In the last moments of the finale, Odell deputizes Jeff, Jen, and Anissa into the ASA to fight the coming war against Markovia. Presumably, Freeland will be the battleground and the other surviving Pod Kids (and probably Khalil) will form a sort of ersatz Outsiders. Well, other Greg Berlanti–produced superhero shows on The CW would go that way, but Black Lighting eschews much of the Arrowverse’s rhyme and meter for its own storytelling style.
Nonetheless, it is clear the Pierces, now known to the ASA as metas, will have to deal with the agency in order to retain some modicum of their freedom. It is probably the very thing Odell believes will keep them in line. He used a similar tactic on Lynn (Christine Adams) throughout the second season. One imagines it will work for a time, even on Jennifer, but eventually Odell may find he needs more extreme measures; much in the same way he forced Wendy (Madison Bailey) into exerting much more of her abilities during a test.
Of course, the Lightning Family may still have one ace to play: Odell is seemingly unaware of Gambi (James Remar). He is still technically dead as he never found the culprits of the attempt on his life, which means the ASA may not have tabs on him. Assuming none of the Pierces addressed their man in the chair by name after Odell began spying on them, Gambi may prove vital to their escape from ASA control.
These are just a few of the things Black Lighting left us to ponder. There are other issues like the corruption Henderson (Damon Gupton) still faces within the Freeland PD. If working for the ASA takes up more of his time, Jeff may have to leave Garfield High behind again, imperiling its future. And then there’s Lala, whose living Hell may actually lead to some sort of redemption in the end.
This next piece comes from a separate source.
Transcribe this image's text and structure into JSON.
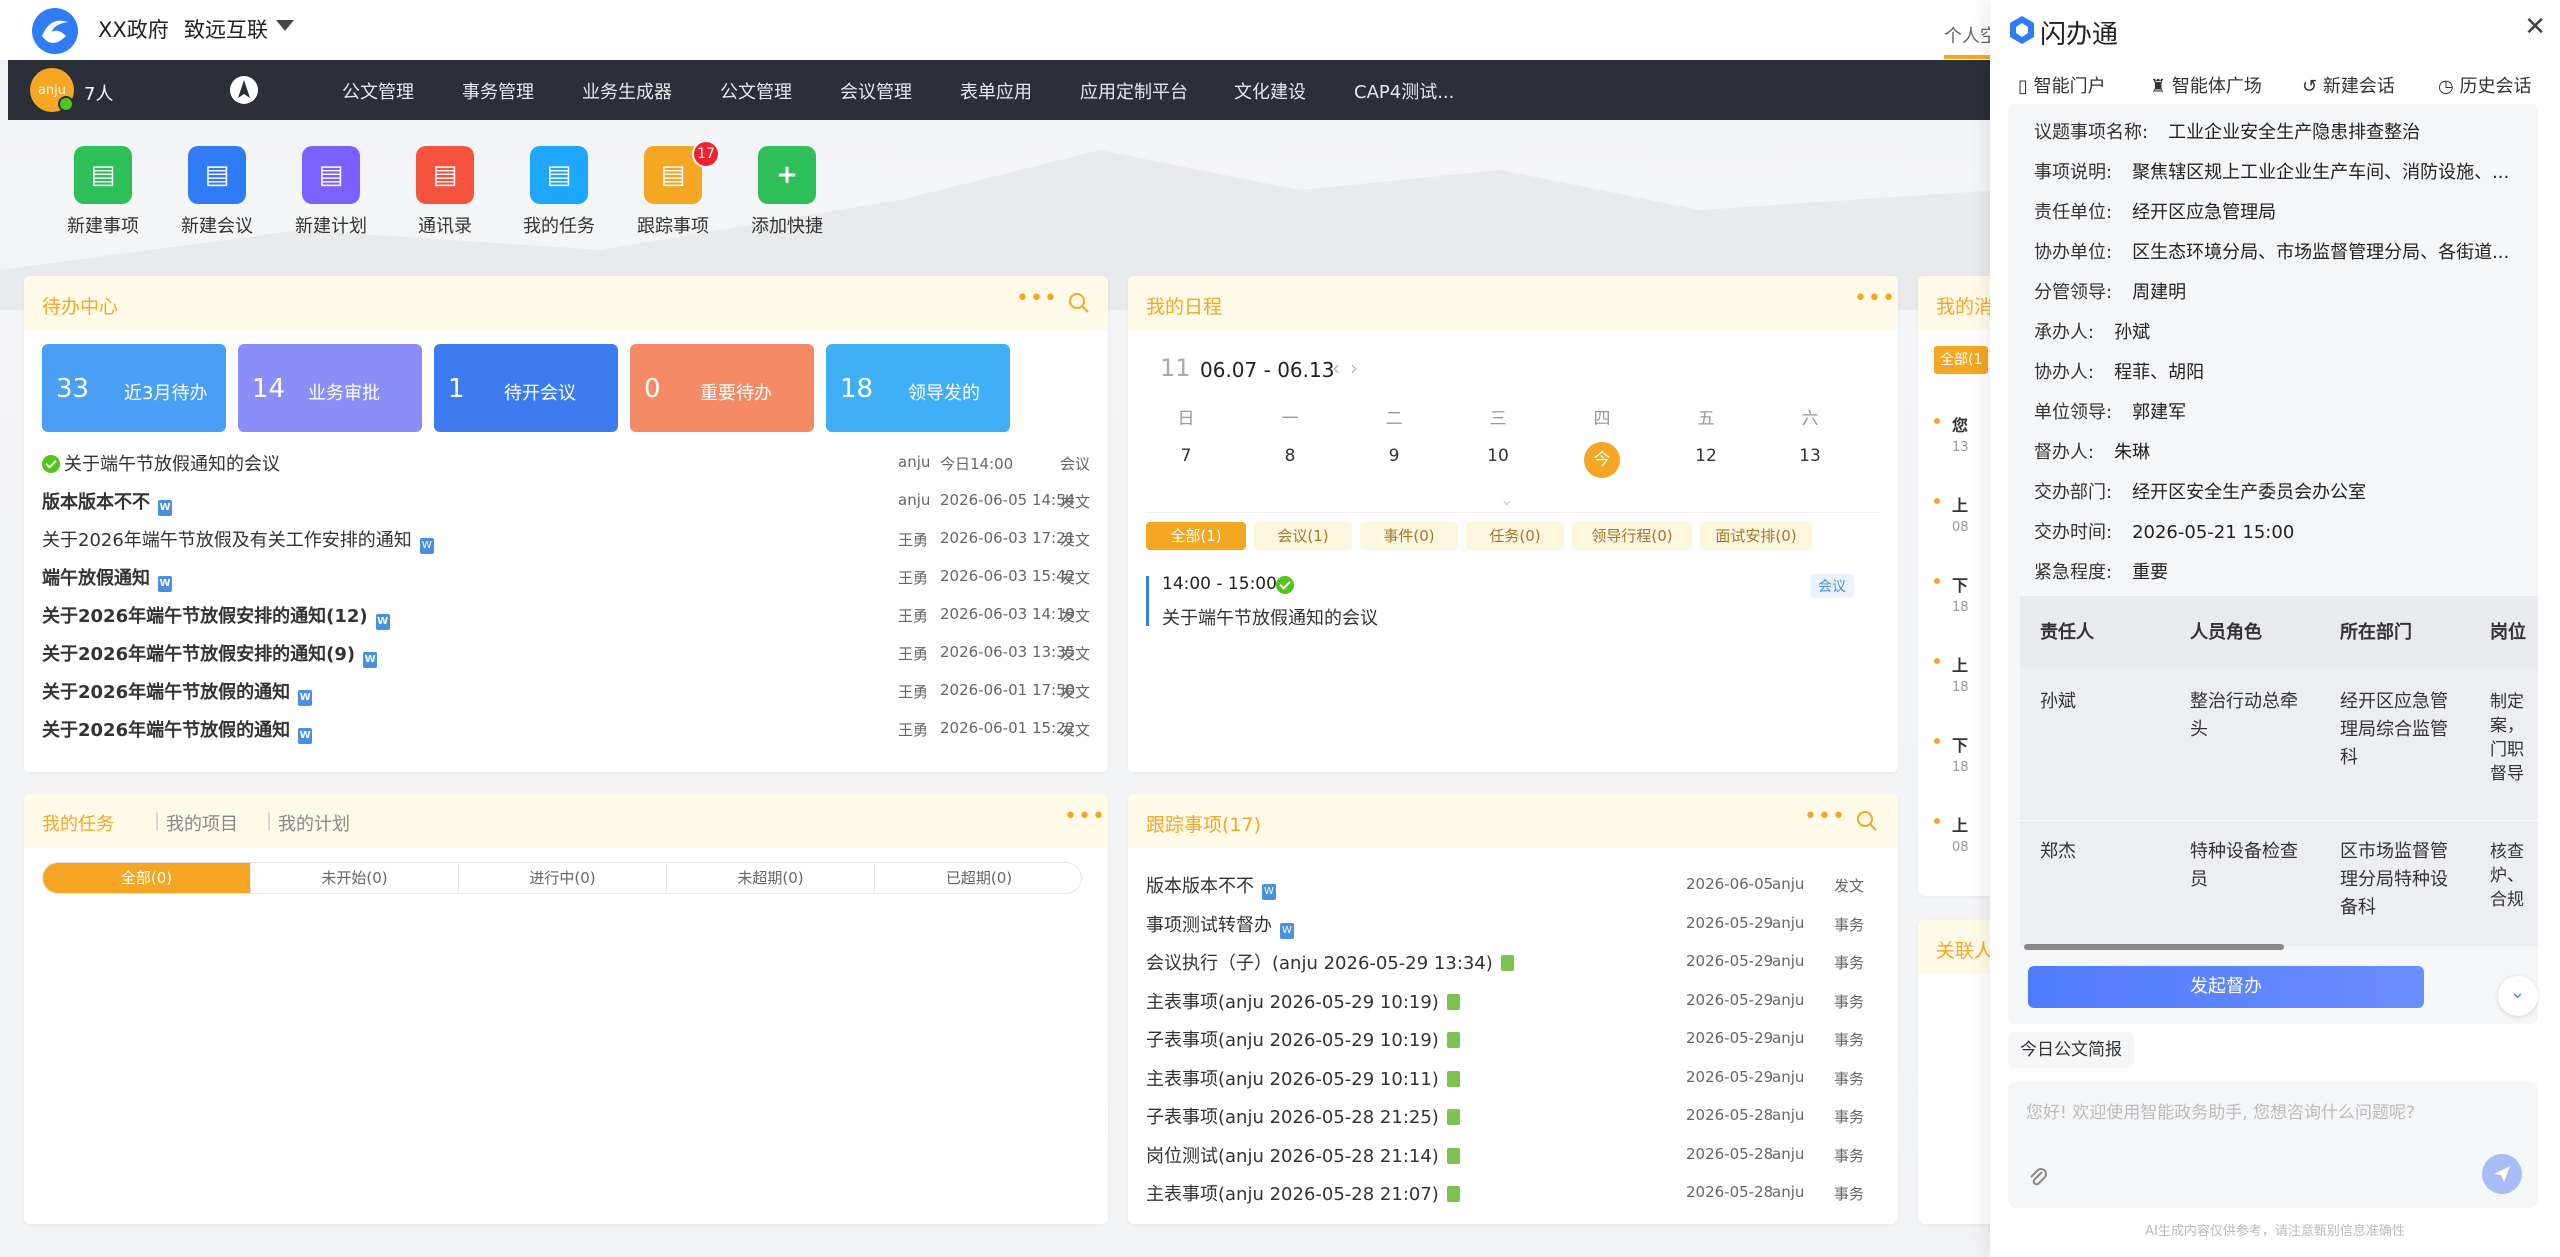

Black Lightning introduced a lot of interesting ideas – even if they are not always served well – and we can’t wait to see what becomes of them next year.